▸ **Work to be completed**: The word to look for is "Curator". Report every line of the entries below that has it.

-- Material shown follows --

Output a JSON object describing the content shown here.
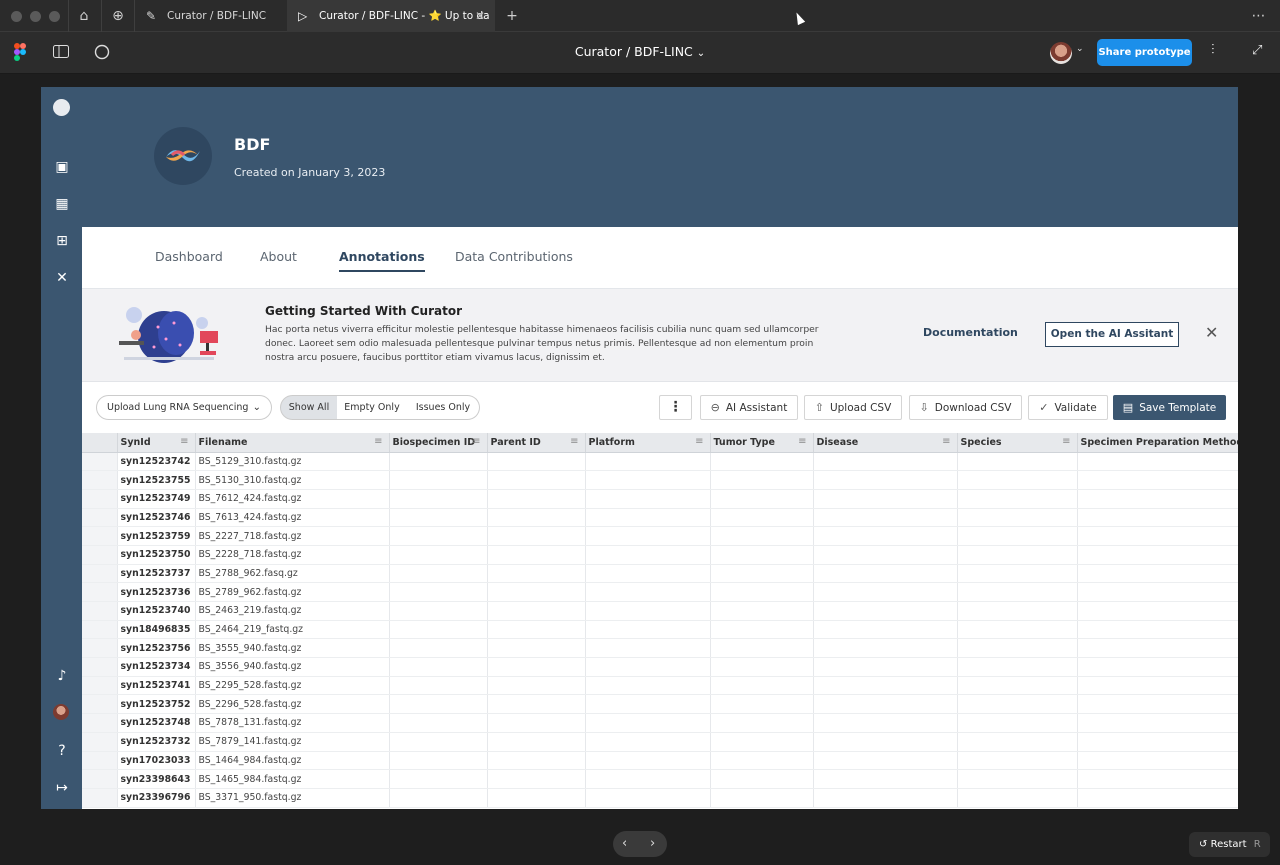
{
  "browser": {
    "tabs": [
      {
        "label": "Curator / BDF-LINC"
      },
      {
        "label": "Curator / BDF-LINC - ⭐ Up to da"
      }
    ],
    "new_tab": "+",
    "menu": "⋯"
  },
  "figma": {
    "file_title": "Curator / BDF-LINC",
    "share_label": "Share prototype"
  },
  "org": {
    "name": "BDF",
    "created": "Created on January 3, 2023"
  },
  "page_tabs": [
    "Dashboard",
    "About",
    "Annotations",
    "Data Contributions"
  ],
  "banner": {
    "title": "Getting Started With Curator",
    "body": "Hac porta netus viverra efficitur molestie pellentesque habitasse himenaeos facilisis cubilia nunc quam sed ullamcorper donec. Laoreet sem odio malesuada pellentesque pulvinar tempus netus primis. Pellentesque ad non elementum proin nostra arcu posuere, faucibus porttitor etiam vivamus lacus, dignissim et.",
    "doc_link": "Documentation",
    "ai_button": "Open the AI Assitant"
  },
  "actions": {
    "upload_select": "Upload Lung RNA Sequencing",
    "filters": [
      "Show All",
      "Empty Only",
      "Issues Only"
    ],
    "ai": "AI Assistant",
    "upload_csv": "Upload CSV",
    "download_csv": "Download CSV",
    "validate": "Validate",
    "save_template": "Save Template"
  },
  "table": {
    "columns": [
      "SynId",
      "Filename",
      "Biospecimen ID",
      "Parent ID",
      "Platform",
      "Tumor Type",
      "Disease",
      "Species",
      "Specimen Preparation Method"
    ],
    "rows": [
      [
        "syn12523742",
        "BS_5129_310.fastq.gz"
      ],
      [
        "syn12523755",
        "BS_5130_310.fastq.gz"
      ],
      [
        "syn12523749",
        "BS_7612_424.fastq.gz"
      ],
      [
        "syn12523746",
        "BS_7613_424.fastq.gz"
      ],
      [
        "syn12523759",
        "BS_2227_718.fastq.gz"
      ],
      [
        "syn12523750",
        "BS_2228_718.fastq.gz"
      ],
      [
        "syn12523737",
        "BS_2788_962.fasq.gz"
      ],
      [
        "syn12523736",
        "BS_2789_962.fastq.gz"
      ],
      [
        "syn12523740",
        "BS_2463_219.fastq.gz"
      ],
      [
        "syn18496835",
        "BS_2464_219_fastq.gz"
      ],
      [
        "syn12523756",
        "BS_3555_940.fastq.gz"
      ],
      [
        "syn12523734",
        "BS_3556_940.fastq.gz"
      ],
      [
        "syn12523741",
        "BS_2295_528.fastq.gz"
      ],
      [
        "syn12523752",
        "BS_2296_528.fastq.gz"
      ],
      [
        "syn12523748",
        "BS_7878_131.fastq.gz"
      ],
      [
        "syn12523732",
        "BS_7879_141.fastq.gz"
      ],
      [
        "syn17023033",
        "BS_1464_984.fastq.gz"
      ],
      [
        "syn23398643",
        "BS_1465_984.fastq.gz"
      ],
      [
        "syn23396796",
        "BS_3371_950.fastq.gz"
      ]
    ]
  },
  "bottom": {
    "prev": "‹",
    "next": "›",
    "restart": "Restart",
    "restart_key": "R"
  }
}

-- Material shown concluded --

▸ **Output for this task**:
        "label": "Curator / BDF-LINC"
        "label": "Curator / BDF-LINC - ⭐ Up to da"
    "file_title": "Curator / BDF-LINC",
    "title": "Getting Started With Curator",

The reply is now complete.